The one thing I hear from anyone contemplating on going natural is this..."I would love too, but I don't want to cut off all my hair" or "I would go natural, but it seems like a lot of work" or my all time favorite..."I would, but I don't think I would look good with natural hair". It is also a the fear of a lot of women that if you decide to go natural then it would mean an automatic bald head. In some cases, this is the route that women choose in order for an easy transition into going natural. No fuss, just going for the big chop. I always admired the decision and I did something similar myself, but just not quite to the point of an actual big chop. I noticed my hair literally falling out due to stress (induced by the misery that can come from finals week in college) and realized that walking around with stringy hair would only make me look crazy. So I started wearing microbraids. I wore them for about 2 months and when I took them out, I stared long and hard at the mess that was on top of my head. I then took a pair of scissors and went to it. I chopped and chopped until I had about two inches of hair left and wore a scarf until I could get my hair braided again. I put in kinky twists for the remainder of my transition period and until my hair grew to a point where I wanted to wear it out freely.
|My Kinky Twists in 2007|
I wasn't as sure of myself or my hair back then as I am now or I would have just gone through with wearing my hair short and free, but alas, I can't turn back the hands of time. I can however, understand the questions and uncertainty of leaving the world of relaxers to go au natural. When you have become used to wearing your hair chemically straightened, the notion of starting fresh and kinky-curly can be a bit of a shock. We have little understanding of taking care of our natural hair the longer our hair has been exposed to relaxing. The commitment of transitioning is one that you have to stick with and believe in. The hardest part is acknowledging, starting and finding the right process for you. Once that is done, the rest should hopefully flow easily and with less hesitation. Understanding the options that are available to make the journey a pleasant one is important. Here is a list of some style options that may help with transitioning from relaxed to natural hair:
|Solange Knowles with her infamous big chop|
- The Big Chop: The Big Chop is the process of cutting off all relaxed hair and starting with a short crop. This is the fastest way of achieving natural hair, although it may not be the easiest on many women's self-esteem. A complaint that women have is the fear of looking too masculine with a freshly cropped cut (it was a fear of mine as well, which is why I wore the kinky twists. I was scared of being mistaken for my brother...). My advise for this is to get a cut that has tapered sides and a little bit of length on top.
- Twists and braids extensions: Wearing twists and braids is a great way to transition to natural hair.
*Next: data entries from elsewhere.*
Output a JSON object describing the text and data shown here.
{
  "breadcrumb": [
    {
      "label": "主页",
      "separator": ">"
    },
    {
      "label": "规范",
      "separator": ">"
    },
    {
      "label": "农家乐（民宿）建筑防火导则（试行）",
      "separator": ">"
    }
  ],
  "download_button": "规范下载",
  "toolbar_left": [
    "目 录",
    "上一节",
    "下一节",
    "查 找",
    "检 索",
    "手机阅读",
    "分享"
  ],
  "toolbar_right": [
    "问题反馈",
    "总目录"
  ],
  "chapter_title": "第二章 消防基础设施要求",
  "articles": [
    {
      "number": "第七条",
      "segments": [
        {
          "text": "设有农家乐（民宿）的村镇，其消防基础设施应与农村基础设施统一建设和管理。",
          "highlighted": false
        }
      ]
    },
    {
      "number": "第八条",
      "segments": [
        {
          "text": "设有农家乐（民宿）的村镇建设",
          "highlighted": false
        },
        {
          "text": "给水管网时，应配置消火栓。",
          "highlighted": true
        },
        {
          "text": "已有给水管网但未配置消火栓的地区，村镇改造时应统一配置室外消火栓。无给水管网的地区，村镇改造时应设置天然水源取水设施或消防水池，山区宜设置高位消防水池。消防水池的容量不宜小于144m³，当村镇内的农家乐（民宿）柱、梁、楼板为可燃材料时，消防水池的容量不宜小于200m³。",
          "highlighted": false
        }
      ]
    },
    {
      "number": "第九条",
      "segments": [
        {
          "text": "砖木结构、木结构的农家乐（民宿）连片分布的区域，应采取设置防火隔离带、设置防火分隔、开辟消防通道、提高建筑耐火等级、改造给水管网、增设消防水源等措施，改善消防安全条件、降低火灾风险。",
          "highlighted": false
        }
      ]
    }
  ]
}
The extensions can be worn as your hair is growing out the relaxer.
- Weaves: Just remember to take care of your hair underneath to ensure healthy hair growth.
- Wigs: Just as with wearing weaves, remember to take care of your hair underneath.
- Twist Outs: This form of transitioning is a terrific way to blend the texture of your new growth and your relaxed hair.
- Flat Twists and Cornrows: A great way to camouflage new growth and protecting them at the same time.
- Curling Iron/ Flat Iron/ Straightening Combs: these techniques are used when trying to make the new growth look and blend in with the relaxed hair. To me, this can be tricky and a risk to your fragile new growth. Heat can be very damaging and you can sadly start "training" your hair to stay straight, ruining the curl pattern and overall health of your strands. If you choose to use heat during your transition, try to use it sparingly and at a low setting to protect the new growth.
These techniques can help ease you and your hair into being natural. The key to all of this is to moisturize your hair. During this process, the difference in hair texture can leave the strands dry, so remembering to moisturize is important. There may be times when you may be tempted to give up and relax your strands again or this may be your second, third or fourth time transitioning, but if you stick with it, the results will make for a journey well worth it.
Since going natural is a process that many women have embraced, there are many products that are designed for transitioning hair. Here are a few that caught my eye:
Carol's Daughter has a 3 step transitioning kit that is available for pre-order, that is said to help with shedding, moisture and attaining a healthy scalp.
Kinky Curly products such as the Knot Today can help to detangle and moisturize the new growth and relaxed strands. The products may not be specifically for transitioning hair only, but the Knot Today has always been a Godsend.
And finally, Shea Moisture also has a transition kit that is great with helping the strands stay healthy and strong.